Having a loved one lose eyesight is definitely an arduous ordeal; it’s hard enough that they can no longer see all the world’s splendor, but their condition also prohibits them to do work, not to mention all those visits to the doctors, medications, and other costs that come along with visual impairment.
Definition and Qualifications
To qualify for disability benefits, your loved one must first meet the requirements laid out by the Social Security Administration for visual impairment. The agency defines blindness as an eye condition that causes either a central visual acuity of 20/200 or less in the better eye with the best correction, or a limitation in the field of vision in the better eye, making the widest diameter of the visual field subtend to an angle of 20 degrees or less. According to the Social Security Administration, your loved one can still qualify for disability benefits even though he hasn’t been able to meet this definition of blindness provided that their vision problems (either alone or coupled with other health issues) hinder them from working.

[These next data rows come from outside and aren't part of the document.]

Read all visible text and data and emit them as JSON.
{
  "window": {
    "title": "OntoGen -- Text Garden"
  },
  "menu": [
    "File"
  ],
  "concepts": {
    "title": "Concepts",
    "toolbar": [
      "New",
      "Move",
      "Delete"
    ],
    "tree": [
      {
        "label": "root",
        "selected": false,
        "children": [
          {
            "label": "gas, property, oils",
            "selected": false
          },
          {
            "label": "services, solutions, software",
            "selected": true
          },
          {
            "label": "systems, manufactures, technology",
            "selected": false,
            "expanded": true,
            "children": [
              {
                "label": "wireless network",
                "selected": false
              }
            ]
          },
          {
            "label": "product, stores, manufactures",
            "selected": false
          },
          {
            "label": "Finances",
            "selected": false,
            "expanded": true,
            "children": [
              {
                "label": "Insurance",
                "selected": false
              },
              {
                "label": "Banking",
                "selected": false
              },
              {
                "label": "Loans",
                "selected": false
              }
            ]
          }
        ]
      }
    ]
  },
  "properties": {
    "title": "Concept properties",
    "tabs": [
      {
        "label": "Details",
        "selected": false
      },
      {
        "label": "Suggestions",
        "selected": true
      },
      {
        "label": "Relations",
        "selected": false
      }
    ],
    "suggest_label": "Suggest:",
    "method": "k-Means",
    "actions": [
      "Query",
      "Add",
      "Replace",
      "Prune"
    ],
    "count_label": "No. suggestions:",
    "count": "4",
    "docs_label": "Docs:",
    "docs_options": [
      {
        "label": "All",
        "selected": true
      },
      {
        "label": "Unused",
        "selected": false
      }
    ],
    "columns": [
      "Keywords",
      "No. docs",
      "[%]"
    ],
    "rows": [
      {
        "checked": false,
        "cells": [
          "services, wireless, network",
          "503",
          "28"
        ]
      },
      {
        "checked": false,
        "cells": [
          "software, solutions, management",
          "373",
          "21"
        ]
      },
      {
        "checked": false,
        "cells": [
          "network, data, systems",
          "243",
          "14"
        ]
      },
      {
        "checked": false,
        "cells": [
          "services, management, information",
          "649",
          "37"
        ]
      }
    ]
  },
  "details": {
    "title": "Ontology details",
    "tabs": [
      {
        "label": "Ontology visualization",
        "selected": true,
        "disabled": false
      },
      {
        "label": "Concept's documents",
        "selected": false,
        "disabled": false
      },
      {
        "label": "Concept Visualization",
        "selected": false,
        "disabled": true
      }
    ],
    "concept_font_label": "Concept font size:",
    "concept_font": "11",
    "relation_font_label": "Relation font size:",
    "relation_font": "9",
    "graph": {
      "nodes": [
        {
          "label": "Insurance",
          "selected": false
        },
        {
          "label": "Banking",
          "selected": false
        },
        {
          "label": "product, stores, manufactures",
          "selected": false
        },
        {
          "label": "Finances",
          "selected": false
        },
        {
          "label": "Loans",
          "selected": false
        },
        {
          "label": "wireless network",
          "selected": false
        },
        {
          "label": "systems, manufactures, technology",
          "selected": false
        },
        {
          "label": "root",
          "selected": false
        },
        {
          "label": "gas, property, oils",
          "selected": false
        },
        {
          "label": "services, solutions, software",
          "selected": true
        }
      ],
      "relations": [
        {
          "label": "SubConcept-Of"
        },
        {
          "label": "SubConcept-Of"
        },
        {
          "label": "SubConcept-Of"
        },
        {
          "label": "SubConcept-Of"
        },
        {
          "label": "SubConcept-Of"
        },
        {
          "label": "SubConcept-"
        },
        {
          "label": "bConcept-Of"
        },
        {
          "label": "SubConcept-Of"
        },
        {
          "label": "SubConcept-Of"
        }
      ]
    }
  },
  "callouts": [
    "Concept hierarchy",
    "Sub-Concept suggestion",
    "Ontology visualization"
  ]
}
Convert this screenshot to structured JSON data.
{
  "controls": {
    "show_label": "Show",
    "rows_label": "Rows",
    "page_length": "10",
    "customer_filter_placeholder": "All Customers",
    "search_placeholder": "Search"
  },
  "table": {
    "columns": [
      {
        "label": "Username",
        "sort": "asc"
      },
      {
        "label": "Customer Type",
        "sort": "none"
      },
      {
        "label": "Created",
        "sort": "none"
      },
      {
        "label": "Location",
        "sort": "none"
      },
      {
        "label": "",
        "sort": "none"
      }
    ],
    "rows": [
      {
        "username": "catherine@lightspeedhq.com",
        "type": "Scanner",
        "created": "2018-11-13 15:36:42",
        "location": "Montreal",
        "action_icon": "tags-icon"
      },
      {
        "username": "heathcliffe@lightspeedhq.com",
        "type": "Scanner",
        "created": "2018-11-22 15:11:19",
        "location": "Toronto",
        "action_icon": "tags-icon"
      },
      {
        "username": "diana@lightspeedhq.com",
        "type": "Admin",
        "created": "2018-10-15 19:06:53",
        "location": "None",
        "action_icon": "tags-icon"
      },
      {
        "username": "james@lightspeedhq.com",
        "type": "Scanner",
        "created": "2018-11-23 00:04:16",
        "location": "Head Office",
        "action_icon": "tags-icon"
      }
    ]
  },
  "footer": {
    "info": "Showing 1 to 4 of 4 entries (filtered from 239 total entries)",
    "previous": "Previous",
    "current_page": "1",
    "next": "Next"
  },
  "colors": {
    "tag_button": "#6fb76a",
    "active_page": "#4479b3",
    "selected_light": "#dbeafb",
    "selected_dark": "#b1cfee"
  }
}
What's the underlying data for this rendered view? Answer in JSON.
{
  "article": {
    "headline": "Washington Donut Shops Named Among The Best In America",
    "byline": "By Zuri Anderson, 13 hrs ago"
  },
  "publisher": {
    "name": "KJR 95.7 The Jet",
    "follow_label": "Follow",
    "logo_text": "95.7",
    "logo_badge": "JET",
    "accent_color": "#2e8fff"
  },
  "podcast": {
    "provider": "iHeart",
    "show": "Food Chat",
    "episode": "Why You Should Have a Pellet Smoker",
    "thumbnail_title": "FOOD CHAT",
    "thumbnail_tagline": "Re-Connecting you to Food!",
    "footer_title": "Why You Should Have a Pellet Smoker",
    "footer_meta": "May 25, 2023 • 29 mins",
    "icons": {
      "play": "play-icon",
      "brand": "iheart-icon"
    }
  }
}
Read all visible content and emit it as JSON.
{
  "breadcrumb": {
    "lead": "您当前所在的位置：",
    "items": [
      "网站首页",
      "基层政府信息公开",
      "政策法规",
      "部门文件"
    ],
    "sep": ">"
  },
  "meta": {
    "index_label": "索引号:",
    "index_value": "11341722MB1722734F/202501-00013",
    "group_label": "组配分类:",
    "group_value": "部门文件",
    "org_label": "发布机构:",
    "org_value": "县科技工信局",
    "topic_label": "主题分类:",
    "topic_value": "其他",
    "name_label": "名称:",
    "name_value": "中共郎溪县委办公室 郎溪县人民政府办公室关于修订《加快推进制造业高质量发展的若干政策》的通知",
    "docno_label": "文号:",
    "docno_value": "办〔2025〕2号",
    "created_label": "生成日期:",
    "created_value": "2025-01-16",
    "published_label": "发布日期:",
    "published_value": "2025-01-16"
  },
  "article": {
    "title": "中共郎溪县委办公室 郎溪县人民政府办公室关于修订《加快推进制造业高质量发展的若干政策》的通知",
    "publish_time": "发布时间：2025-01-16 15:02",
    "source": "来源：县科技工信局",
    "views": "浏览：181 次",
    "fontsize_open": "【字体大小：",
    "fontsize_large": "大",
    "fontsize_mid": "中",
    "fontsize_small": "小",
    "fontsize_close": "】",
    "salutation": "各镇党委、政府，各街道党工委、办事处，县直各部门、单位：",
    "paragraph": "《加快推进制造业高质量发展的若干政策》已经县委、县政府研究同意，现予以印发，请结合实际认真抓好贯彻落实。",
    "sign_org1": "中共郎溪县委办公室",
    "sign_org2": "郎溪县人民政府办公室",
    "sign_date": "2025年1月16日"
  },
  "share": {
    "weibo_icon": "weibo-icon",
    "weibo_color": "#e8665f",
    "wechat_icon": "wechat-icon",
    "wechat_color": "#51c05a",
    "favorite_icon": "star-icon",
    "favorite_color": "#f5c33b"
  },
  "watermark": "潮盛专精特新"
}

Generally, eligibility for disability claims due to vision impairment will be determined by the remaining visual acuity, the level of peripheral field contraction, and the loss of visual efficiency in the better eye. For instance, under listing 2.02, which has something to do with central visual acuity, the condition must be 20/200 or worse, even though it has undergone corrective procedures.
What You Need to Bring
Once your loved one meets the requirements for disability benefits eligibility, you’ll need to help him file a claim either in person or online. In submitting a claim in person, remember to bring past and present medical records, which must include all diagnoses, previous hospitalizations, results of physical and mental exams, and a statement from their physicians detailing the limitations imposed by the condition
Finally, you’ll need a social security disability attorney in Huntington, WV—like those working with Jan Dils, Attorneys at Law—who can help you and your loved one with visual impairments in the process of filing for disability benefits. Going through the entire process can be difficult, but you have a better chance of getting approved with the help of a lawyer.
Social Security Disability or SSI for Vision Loss or Blindness: An Overview, Disability Secrets
If You’re Blind Or Have Low Vision – How We Can Help, Social Security Administration